Thursday, October 29, 2009

Atlassian - if I could critique for a moment

Yesterday, I went to the fantastic Open House at Atlassian (feature pictures are owner-entrepreneurs Mike Cannon-Brookes and Scott Farquhar, both 29).

Atlassian are an amazing growth story. And recently, they have been making waves in the recruitment industry, by taking a firm approach with recruiters, and a word-of-mouth campaign to influence software developers to head their way.

There's no denying this is a very very smart company. Product-wise, culture-wise and peer-wise, it's up there with Google. But it's a very interesting time for Atlassian, since it's starting to reach that size where it stands the risk of losing its close-knit feel. It's gone from one garage to a series of 'international garages'. It's owners are young, innovative and driven, and they're refreshingly informal in communicating what they value.

But, even though this potentially-stellar business is recruiting an extremely sought-after group of people with a $4.5million investment, the one thing they don't seem to have is an advertising strategy.

A glimpse of the future? I for one, hope not.

You see, Google doesn't really appear to have a particularly strong or noticeable recruitment advertising strategy either. But then, they're the seventh biggest brand in the world right now and everyone knows that the hurdles are high to get there - because it's seemingly the best place to work, learn and develop.

(That's not to say that all views about Google are accurate - I'm sure there are many misconceptions out there. But right now those perceptions are not enough to stop Google attracting the best of the best.)

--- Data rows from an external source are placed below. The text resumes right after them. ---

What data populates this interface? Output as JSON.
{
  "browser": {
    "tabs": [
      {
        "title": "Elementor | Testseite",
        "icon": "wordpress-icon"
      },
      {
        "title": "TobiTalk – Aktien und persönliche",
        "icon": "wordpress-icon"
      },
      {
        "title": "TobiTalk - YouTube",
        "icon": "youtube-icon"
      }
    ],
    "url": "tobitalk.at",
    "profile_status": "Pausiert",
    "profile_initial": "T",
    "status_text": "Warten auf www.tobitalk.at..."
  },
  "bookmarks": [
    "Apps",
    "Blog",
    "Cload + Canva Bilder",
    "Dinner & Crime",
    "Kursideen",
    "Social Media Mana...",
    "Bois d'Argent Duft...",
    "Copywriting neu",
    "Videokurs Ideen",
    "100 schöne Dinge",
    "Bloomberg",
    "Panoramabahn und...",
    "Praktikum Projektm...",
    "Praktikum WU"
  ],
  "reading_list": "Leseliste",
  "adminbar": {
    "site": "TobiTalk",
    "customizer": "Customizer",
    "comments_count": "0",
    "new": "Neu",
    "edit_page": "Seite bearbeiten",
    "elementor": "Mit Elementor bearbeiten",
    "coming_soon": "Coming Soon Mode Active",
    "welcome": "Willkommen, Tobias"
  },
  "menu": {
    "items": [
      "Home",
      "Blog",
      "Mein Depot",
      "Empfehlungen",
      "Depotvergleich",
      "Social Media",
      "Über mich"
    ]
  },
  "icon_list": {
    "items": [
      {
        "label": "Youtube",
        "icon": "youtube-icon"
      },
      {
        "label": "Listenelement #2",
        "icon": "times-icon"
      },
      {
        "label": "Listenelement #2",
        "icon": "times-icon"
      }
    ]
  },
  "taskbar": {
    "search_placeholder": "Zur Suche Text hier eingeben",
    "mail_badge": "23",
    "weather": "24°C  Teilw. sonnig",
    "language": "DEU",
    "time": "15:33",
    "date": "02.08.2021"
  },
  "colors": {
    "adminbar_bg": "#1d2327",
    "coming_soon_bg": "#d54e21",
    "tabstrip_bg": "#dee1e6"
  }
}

Atlassian are not necessarily wrong in their strategy: it's clearly a choice they've made, a channel they've chosen to avoid, and it may pay-off. I hear they've already attracted a high level of talent, somewhere in the region of 600 shortlisted candidates*, simply by this approach informing people of their benefits, values and culture. Good on 'em I say - much better than the 'post and pray' approach of so many others.

*Please correct me if wrong.

But by not having a clear advertising strategy, they are still only promoting words on a page, as surely as if they tried to sell me a Mars bar by saying it's smooth, chocolatey and sweet. Sure, those are benefits. But that's not enough to give me the impetus to buy it, even less to buy it when a Snickers has nuts in it, and, well I prefer smooth, chocolatey, sweet and nuts.

I digress, but only slightly. What Atlassian appear to be missing is an central 'idea' which leads to a certain ideal set of attitudes, beliefs, and ultimately, behaviours. One thing Google has going for it is a powerful brand identity which is a powerful tool for their recruitment. Ultimately, Atlassian should be aiming to create something similar - when I think of their name, I shouldn't simply be able to list some facts like 'one week's paid holiday before starting'.

Atlassian needs to be assoicated with positive experiences. When I think of Atlassian, I want to feel something about them.

Let's say someone already works at Google (potentially the 'ideal candidate'). What is it about Atlassian that makes them want to leave Google and join them (since surely that must be the aim)? What conscious or sub-conscious drivers tie them so strongly to Atlassian that they'll throw their hat in the ring?

Sure, there are perks at Atlassian. But will the ideal candidate buy the Mars bar, or will they stick with the Snickers because it's got nuts in it?

Once the newspaper has been binned and the last beers from the Open House are drunk, where's the one cruicial touchpoint that acts as a consistent reinforcement of the main messages - a strong employer brand and advertising strategy?

Wednesday, October 7, 2009

Hey Hey It's Black-up-day!

Maybe I'll never be a sub-editor with that catchy headline, but jeez.

Can anyone in their right mind, who isn't Alf Garnett, or Bernard Manning, or Hitler, or doesn't live in the 1950s, or doesn't agree with the slave trade, or isn't a member of the Ku Klux Klan, please explain how the presenters of the Hey Hey It's Saturday show can possibly think it acceptable to paint their faces black and mimic the Jackson Five.

It's not as if any member of the Jackson Five has ever painted their face white, is it? I mean, at least not in any kind of jokey ironic way, at least.

Seriously though, if you did this in the UK, you'd be shot. If you were the BBC and you did it, you'd be shot in public, and quite possibly have your MBE rescinded.

Special guest on the show, Harry Connick Jr said:
If I knew that was going to be part of the show I definitely wouldn't have done it.

I bet.

And which Hollywood megastars are going to be queuing up to be on the show, after this? Maybe Seinfeld star Michael Richards? After all, it's all in the name of comedy, hey (Hey)! If you don't get it, well, that's not my fault. You obviously don't understand cutting-edge humour. You're not down with it.

Seriously, I hope that Australia is not 'down with it'.

I hope that now everyone's seen the base, juvenile - erm - racist stuff they put on this show, the guests will dry up and the presenters will cry a little, and the audience figures will send Hey Hey back to the graveyard of crap lite entertainment shows.

Hey Hey Good Bye!